  • Never send money to anyone who claims to have a prize for you.
  • If it sounds too good to be true, it probably is.
  • Contact local trading standards – they may be able to use approved ‘call blocking’ technology.

Information about how to protect yourself from bogus callers arriving at your door is available in our Keep Safe from Doorstep Crime advice.

What is a Boiler Room fraud?

A boiler room fraud is where a bogus stockbroker, usually based overseas, cold-calls investors and coerces someone into buying worthless shares. Their favourite targets are middle-aged people with previous experience of buying shares, whose names are on share registers.

The fraudsters are usually well spoken and knowledgeable. They often have experience of working in the stocks and shares market. They are persistent and have been known to call their victim several times. Among tactics employed by such fraudsters are assurances that a company is about to announce a major discovery in technology or mining, for instance, and that this will send the price of its shares soaring.

The Financial Services Authority (FSA) recommends that potential investors check its website both for a list of boiler rooms and to find out if the so-called stockbroker is authorised in the UK. The Regulator is unable to take action if the boiler room is not based or authorised in Britain, so victims are vulnerable as they will not be able to claim compensation from the FSA or the Financial Ombudsman Service if something goes wrong.

A check can also be made with the US Securities and Exchange Commission to ascertain if the company is regulated in the United States.

What are the Warning signs of a Boiler Room fraud?

Scams often contain similar features that may alert you to the fact that they are not genuine. These are:

  • You are asked for money up front to pay unexpected fees (such as customs) before your shares can be released.
  • You are put under pressure to reply immediately or the offer will be given to someone else.
  • You are asked to keep the details secret.
  • The company will usually be based overseas, as it is illegal for UK based firms to cold-call an investor to attempt to sell shares. The boiler room may have a UK listed phone number to give the impression that they're based in the UK, but a check with the FSA will confirm if they are legitimate or not.

Take Action on Boiler Room fraud

If you believe that you have been the victim of a boiler room fraud please contact your local police station to report the matter.

The City of London Police is responsible for co-ordinating the UK intelligence collation system for boiler room fraud and reports should be made to them via

Money Mules – What is a money mule?

A money mule is anyone who is recruited by criminals to use their own bank account to transfer money from one country to another, usually from the country where the criminal lives.
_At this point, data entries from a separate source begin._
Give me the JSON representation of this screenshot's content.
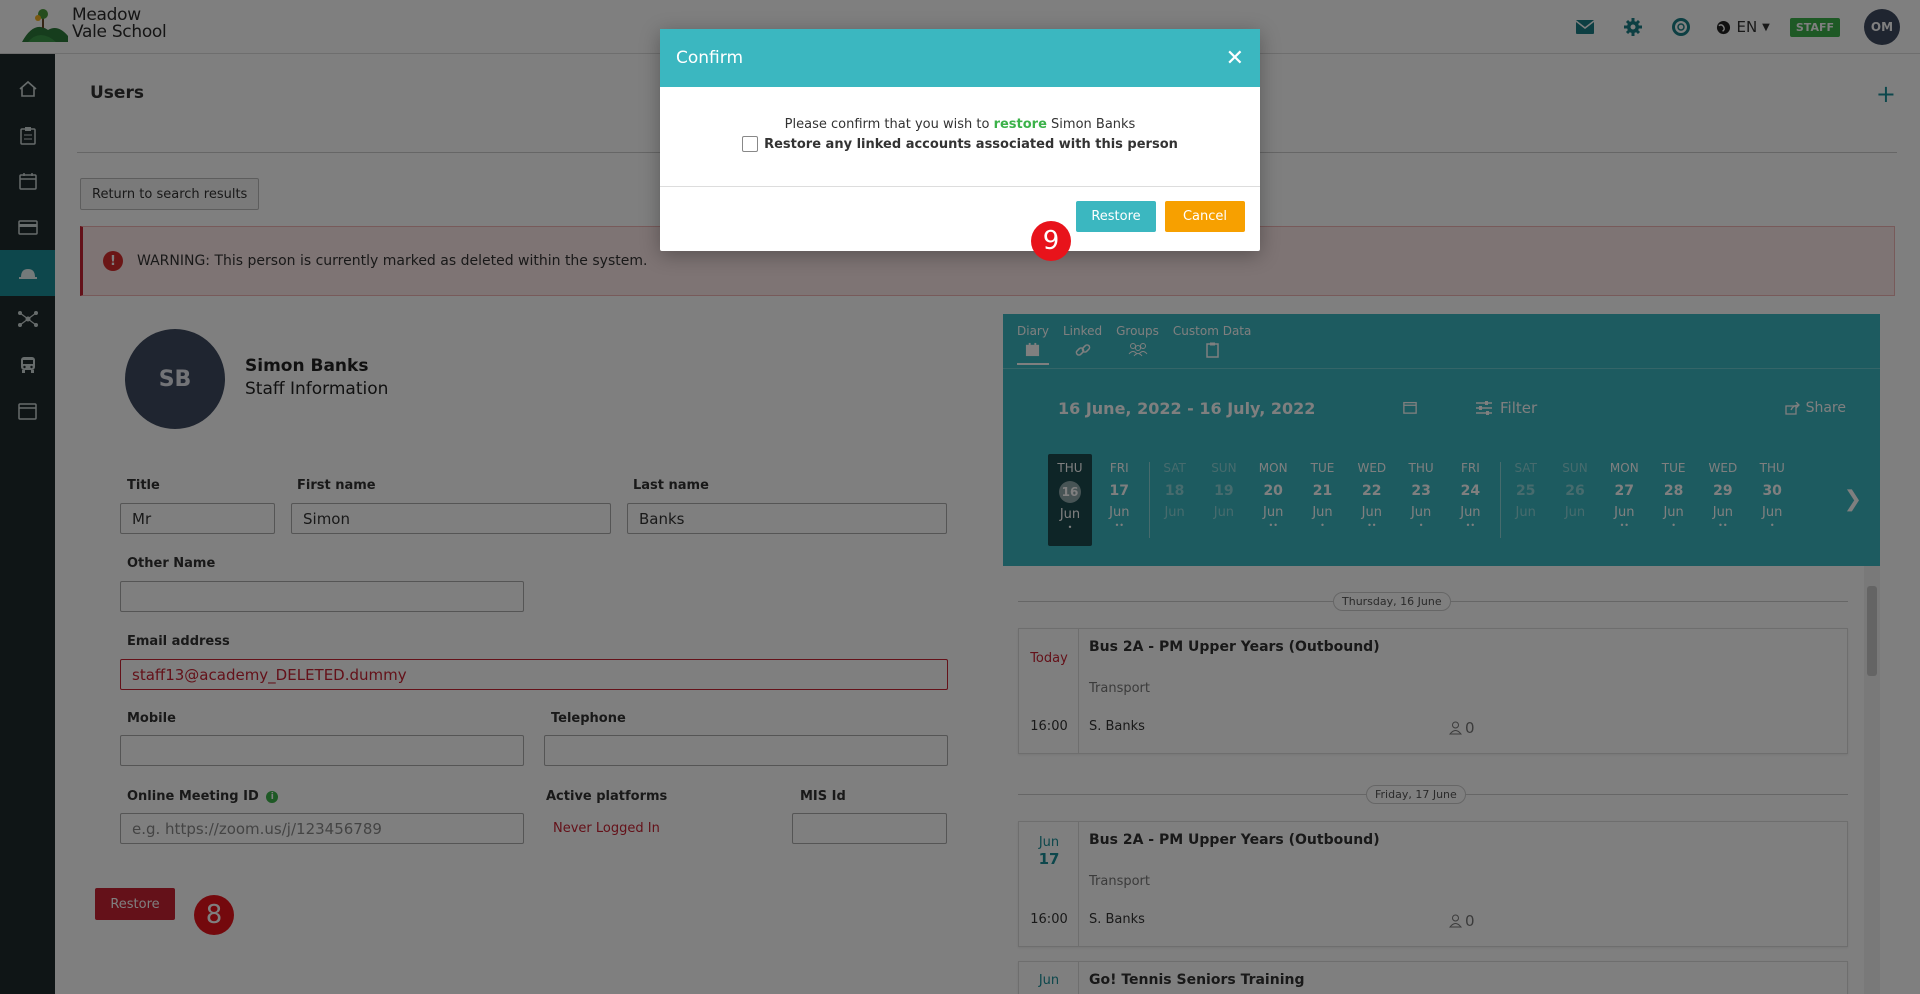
{
  "header": {
    "logo_line1": "Meadow",
    "logo_line2": "Vale School",
    "language": "EN",
    "staff_badge": "STAFF",
    "user_initials": "OM",
    "icons": [
      "mail-icon",
      "gear-icon",
      "help-lifebuoy-icon",
      "globe-icon"
    ]
  },
  "sidebar": {
    "items": [
      "home-icon",
      "clipboard-icon",
      "calendar-icon",
      "card-icon",
      "service-bell-icon",
      "network-icon",
      "bus-icon",
      "window-icon"
    ],
    "active_index": 4
  },
  "page": {
    "title": "Users",
    "return_button": "Return to search results",
    "warning": "WARNING: This person is currently marked as deleted within the system."
  },
  "person": {
    "initials": "SB",
    "name": "Simon Banks",
    "subtitle": "Staff Information"
  },
  "form": {
    "title_label": "Title",
    "title_value": "Mr",
    "first_name_label": "First name",
    "first_name_value": "Simon",
    "last_name_label": "Last name",
    "last_name_value": "Banks",
    "other_name_label": "Other Name",
    "other_name_value": "",
    "email_label": "Email address",
    "email_value": "staff13@academy_DELETED.dummy",
    "mobile_label": "Mobile",
    "mobile_value": "",
    "telephone_label": "Telephone",
    "telephone_value": "",
    "meeting_label": "Online Meeting ID",
    "meeting_placeholder": "e.g. https://zoom.us/j/123456789",
    "platforms_label": "Active platforms",
    "platforms_value": "Never Logged In",
    "mis_label": "MIS Id",
    "mis_value": "",
    "restore_button": "Restore"
  },
  "steps": {
    "step_main": "8",
    "step_modal": "9"
  },
  "diary": {
    "tabs": [
      {
        "label": "Diary",
        "icon": "calendar-icon"
      },
      {
        "label": "Linked",
        "icon": "link-icon"
      },
      {
        "label": "Groups",
        "icon": "group-icon"
      },
      {
        "label": "Custom Data",
        "icon": "clipboard-icon"
      }
    ],
    "range": "16 June, 2022 - 16 July, 2022",
    "filter": "Filter",
    "share": "Share",
    "days": [
      {
        "name": "THU",
        "num": "16",
        "mon": "Jun",
        "dots": "•",
        "today": true,
        "dim": false
      },
      {
        "name": "FRI",
        "num": "17",
        "mon": "Jun",
        "dots": "••",
        "today": false,
        "dim": false
      },
      {
        "name": "SAT",
        "num": "18",
        "mon": "Jun",
        "dots": "",
        "today": false,
        "dim": true
      },
      {
        "name": "SUN",
        "num": "19",
        "mon": "Jun",
        "dots": "",
        "today": false,
        "dim": true
      },
      {
        "name": "MON",
        "num": "20",
        "mon": "Jun",
        "dots": "••",
        "today": false,
        "dim": false
      },
      {
        "name": "TUE",
        "num": "21",
        "mon": "Jun",
        "dots": "•",
        "today": false,
        "dim": false
      },
      {
        "name": "WED",
        "num": "22",
        "mon": "Jun",
        "dots": "••",
        "today": false,
        "dim": false
      },
      {
        "name": "THU",
        "num": "23",
        "mon": "Jun",
        "dots": "•",
        "today": false,
        "dim": false
      },
      {
        "name": "FRI",
        "num": "24",
        "mon": "Jun",
        "dots": "••",
        "today": false,
        "dim": false
      },
      {
        "name": "SAT",
        "num": "25",
        "mon": "Jun",
        "dots": "",
        "today": false,
        "dim": true
      },
      {
        "name": "SUN",
        "num": "26",
        "mon": "Jun",
        "dots": "",
        "today": false,
        "dim": true
      },
      {
        "name": "MON",
        "num": "27",
        "mon": "Jun",
        "dots": "••",
        "today": false,
        "dim": false
      },
      {
        "name": "TUE",
        "num": "28",
        "mon": "Jun",
        "dots": "•",
        "today": false,
        "dim": false
      },
      {
        "name": "WED",
        "num": "29",
        "mon": "Jun",
        "dots": "••",
        "today": false,
        "dim": false
      },
      {
        "name": "THU",
        "num": "30",
        "mon": "Jun",
        "dots": "•",
        "today": false,
        "dim": false
      }
    ],
    "sections": [
      {
        "date_label": "Thursday, 16 June",
        "event": {
          "date_top": "Today",
          "date_bottom": "",
          "time": "16:00",
          "title": "Bus 2A - PM Upper Years (Outbound)",
          "type": "Transport",
          "staff": "S. Banks",
          "count": "0"
        }
      },
      {
        "date_label": "Friday, 17 June",
        "event": {
          "date_top": "Jun",
          "date_bottom": "17",
          "time": "16:00",
          "title": "Bus 2A - PM Upper Years (Outbound)",
          "type": "Transport",
          "staff": "S. Banks",
          "count": "0"
        }
      }
    ],
    "partial_event": {
      "date_top": "Jun",
      "title": "Go! Tennis Seniors Training"
    }
  },
  "modal": {
    "title": "Confirm",
    "line1_pre": "Please confirm that you wish to",
    "line1_action": "restore",
    "line1_name": "Simon Banks",
    "checkbox_label": "Restore any linked accounts associated with this person",
    "restore_button": "Restore",
    "cancel_button": "Cancel"
  },
  "colors": {
    "teal": "#3bb7c0",
    "danger": "#c82333",
    "cancel": "#f7a000",
    "success": "#3cb24a",
    "nav_bg": "#1f2b2d"
  }
}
Normally the mule is offered a cash incentive for the use of their bank account.

How do fraudsters recruit money mules?

Criminals often try to recruit mules by the following means:

  • Unsolicited e-mails asking for assistance.
  • Contact via social networking sites.
  • False vacancies on websites posing as legitimate businesses.
  • Classified, legitimate looking adverts in the press and online.

What are the risks attached to being a money mule?

  • You’re breaking the law and could be charged with a criminal offence.
  • Your bank account will be suspended.
  • All of the money involved will be seized from your account.
  • If convicted it will be difficult to gain credit or even a bank account again.

How can I avoid becoming a victim of this?

  • Be wary of offers of large amounts of cash for very little work or no prior experience – this could indicate a fraudulent scheme.
  • Always be cautious of overseas offers as it can be difficult to verify identity.
  • Always research any company that offers you a job.
  • NEVER give your bank details to anyone unless you know and trust them and even then be cautious.

Further Advice on Identity Theft, Fraud and Scams

  • Get some more tips about fraud and scams in our Victims of Fraud leaflet.
  • More information is also available in the ‘Little Book of Big Scams’Link Here.